Exercise requirements: To complete the exercise, write out all the data exactly.
---- Extracted data
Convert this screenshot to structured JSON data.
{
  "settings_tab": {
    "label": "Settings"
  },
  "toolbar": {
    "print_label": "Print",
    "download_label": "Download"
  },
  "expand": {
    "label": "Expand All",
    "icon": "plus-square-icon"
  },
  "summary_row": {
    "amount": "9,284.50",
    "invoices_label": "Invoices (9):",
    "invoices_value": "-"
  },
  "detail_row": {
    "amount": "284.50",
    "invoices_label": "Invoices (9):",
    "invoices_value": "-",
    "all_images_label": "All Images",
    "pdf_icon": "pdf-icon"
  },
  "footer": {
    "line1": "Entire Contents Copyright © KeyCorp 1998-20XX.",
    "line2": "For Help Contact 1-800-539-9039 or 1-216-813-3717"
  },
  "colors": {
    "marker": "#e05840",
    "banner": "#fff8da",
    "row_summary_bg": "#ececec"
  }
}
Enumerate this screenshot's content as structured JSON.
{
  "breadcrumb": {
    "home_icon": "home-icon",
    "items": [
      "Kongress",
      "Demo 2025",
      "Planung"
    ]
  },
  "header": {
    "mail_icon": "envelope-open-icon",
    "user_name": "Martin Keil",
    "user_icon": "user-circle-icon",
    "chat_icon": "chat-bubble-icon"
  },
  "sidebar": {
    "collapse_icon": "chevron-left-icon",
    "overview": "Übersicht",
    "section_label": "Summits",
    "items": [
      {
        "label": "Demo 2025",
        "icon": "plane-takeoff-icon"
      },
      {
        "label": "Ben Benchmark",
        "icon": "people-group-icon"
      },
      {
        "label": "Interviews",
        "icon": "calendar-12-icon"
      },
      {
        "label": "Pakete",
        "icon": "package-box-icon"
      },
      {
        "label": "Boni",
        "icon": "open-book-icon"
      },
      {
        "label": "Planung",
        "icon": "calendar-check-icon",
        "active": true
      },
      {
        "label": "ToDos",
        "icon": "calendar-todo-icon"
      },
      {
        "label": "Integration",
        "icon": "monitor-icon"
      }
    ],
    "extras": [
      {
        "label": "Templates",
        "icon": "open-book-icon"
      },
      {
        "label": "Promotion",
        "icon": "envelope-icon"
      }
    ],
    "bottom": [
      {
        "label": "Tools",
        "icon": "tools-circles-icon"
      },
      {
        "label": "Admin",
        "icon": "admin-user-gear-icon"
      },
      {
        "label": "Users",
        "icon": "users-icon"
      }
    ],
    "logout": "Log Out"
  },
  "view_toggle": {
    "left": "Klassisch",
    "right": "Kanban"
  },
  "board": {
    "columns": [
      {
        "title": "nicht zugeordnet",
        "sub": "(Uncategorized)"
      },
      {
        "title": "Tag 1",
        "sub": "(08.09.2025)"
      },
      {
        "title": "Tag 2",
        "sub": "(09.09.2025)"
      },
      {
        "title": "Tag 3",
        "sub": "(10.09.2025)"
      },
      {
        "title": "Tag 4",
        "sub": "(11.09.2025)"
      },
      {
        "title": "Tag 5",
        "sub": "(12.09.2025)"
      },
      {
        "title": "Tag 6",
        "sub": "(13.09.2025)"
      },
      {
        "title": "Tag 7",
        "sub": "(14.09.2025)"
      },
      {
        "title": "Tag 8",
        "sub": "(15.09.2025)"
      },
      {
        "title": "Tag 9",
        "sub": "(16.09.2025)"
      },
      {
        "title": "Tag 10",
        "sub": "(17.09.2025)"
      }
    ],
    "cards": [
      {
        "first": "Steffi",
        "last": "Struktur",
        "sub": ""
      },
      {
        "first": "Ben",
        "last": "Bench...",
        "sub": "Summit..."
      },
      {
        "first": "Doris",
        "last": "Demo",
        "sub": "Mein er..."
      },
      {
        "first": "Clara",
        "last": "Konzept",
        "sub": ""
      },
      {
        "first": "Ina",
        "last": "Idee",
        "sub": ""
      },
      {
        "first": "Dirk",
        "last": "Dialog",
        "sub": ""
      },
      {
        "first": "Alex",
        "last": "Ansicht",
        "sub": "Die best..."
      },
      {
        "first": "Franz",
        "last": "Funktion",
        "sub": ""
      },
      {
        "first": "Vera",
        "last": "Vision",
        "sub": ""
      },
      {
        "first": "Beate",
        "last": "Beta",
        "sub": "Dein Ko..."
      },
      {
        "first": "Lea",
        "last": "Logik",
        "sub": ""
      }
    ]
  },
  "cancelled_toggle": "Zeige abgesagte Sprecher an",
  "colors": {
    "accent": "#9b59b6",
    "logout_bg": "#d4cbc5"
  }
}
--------
The answer:
Convert this screenshot to structured JSON data.
{
  "settings_tab": {
    "label": "Settings"
  },
  "toolbar": {
    "print_label": "Print",
    "download_label": "Download"
  },
  "expand": {
    "label": "Expand All",
    "icon": "plus-square-icon"
  },
  "summary_row": {
    "amount": "9,284.50",
    "invoices_label": "Invoices (9):",
    "invoices_value": "-"
  },
  "detail_row": {
    "amount": "284.50",
    "invoices_label": "Invoices (9):",
    "invoices_value": "-",
    "all_images_label": "All Images",
    "pdf_icon": "pdf-icon"
  },
  "footer": {
    "line1": "Entire Contents Copyright © KeyCorp 1998-20XX.",
    "line2": "For Help Contact 1-800-539-9039 or 1-216-813-3717"
  },
  "colors": {
    "marker": "#e05840",
    "banner": "#fff8da",
    "row_summary_bg": "#ececec"
  }
}
Enumerate this screenshot's content as structured JSON.
{
  "breadcrumb": {
    "home_icon": "home-icon",
    "items": [
      "Kongress",
      "Demo 2025",
      "Planung"
    ]
  },
  "header": {
    "mail_icon": "envelope-open-icon",
    "user_name": "Martin Keil",
    "user_icon": "user-circle-icon",
    "chat_icon": "chat-bubble-icon"
  },
  "sidebar": {
    "collapse_icon": "chevron-left-icon",
    "overview": "Übersicht",
    "section_label": "Summits",
    "items": [
      {
        "label": "Demo 2025",
        "icon": "plane-takeoff-icon"
      },
      {
        "label": "Ben Benchmark",
        "icon": "people-group-icon"
      },
      {
        "label": "Interviews",
        "icon": "calendar-12-icon"
      },
      {
        "label": "Pakete",
        "icon": "package-box-icon"
      },
      {
        "label": "Boni",
        "icon": "open-book-icon"
      },
      {
        "label": "Planung",
        "icon": "calendar-check-icon",
        "active": true
      },
      {
        "label": "ToDos",
        "icon": "calendar-todo-icon"
      },
      {
        "label": "Integration",
        "icon": "monitor-icon"
      }
    ],
    "extras": [
      {
        "label": "Templates",
        "icon": "open-book-icon"
      },
      {
        "label": "Promotion",
        "icon": "envelope-icon"
      }
    ],
    "bottom": [
      {
        "label": "Tools",
        "icon": "tools-circles-icon"
      },
      {
        "label": "Admin",
        "icon": "admin-user-gear-icon"
      },
      {
        "label": "Users",
        "icon": "users-icon"
      }
    ],
    "logout": "Log Out"
  },
  "view_toggle": {
    "left": "Klassisch",
    "right": "Kanban"
  },
  "board": {
    "columns": [
      {
        "title": "nicht zugeordnet",
        "sub": "(Uncategorized)"
      },
      {
        "title": "Tag 1",
        "sub": "(08.09.2025)"
      },
      {
        "title": "Tag 2",
        "sub": "(09.09.2025)"
      },
      {
        "title": "Tag 3",
        "sub": "(10.09.2025)"
      },
      {
        "title": "Tag 4",
        "sub": "(11.09.2025)"
      },
      {
        "title": "Tag 5",
        "sub": "(12.09.2025)"
      },
      {
        "title": "Tag 6",
        "sub": "(13.09.2025)"
      },
      {
        "title": "Tag 7",
        "sub": "(14.09.2025)"
      },
      {
        "title": "Tag 8",
        "sub": "(15.09.2025)"
      },
      {
        "title": "Tag 9",
        "sub": "(16.09.2025)"
      },
      {
        "title": "Tag 10",
        "sub": "(17.09.2025)"
      }
    ],
    "cards": [
      {
        "first": "Steffi",
        "last": "Struktur",
        "sub": ""
      },
      {
        "first": "Ben",
        "last": "Bench...",
        "sub": "Summit..."
      },
      {
        "first": "Doris",
        "last": "Demo",
        "sub": "Mein er..."
      },
      {
        "first": "Clara",
        "last": "Konzept",
        "sub": ""
      },
      {
        "first": "Ina",
        "last": "Idee",
        "sub": ""
      },
      {
        "first": "Dirk",
        "last": "Dialog",
        "sub": ""
      },
      {
        "first": "Alex",
        "last": "Ansicht",
        "sub": "Die best..."
      },
      {
        "first": "Franz",
        "last": "Funktion",
        "sub": ""
      },
      {
        "first": "Vera",
        "last": "Vision",
        "sub": ""
      },
      {
        "first": "Beate",
        "last": "Beta",
        "sub": "Dein Ko..."
      },
      {
        "first": "Lea",
        "last": "Logik",
        "sub": ""
      }
    ]
  },
  "cancelled_toggle": "Zeige abgesagte Sprecher an",
  "colors": {
    "accent": "#9b59b6",
    "logout_bg": "#d4cbc5"
  }
}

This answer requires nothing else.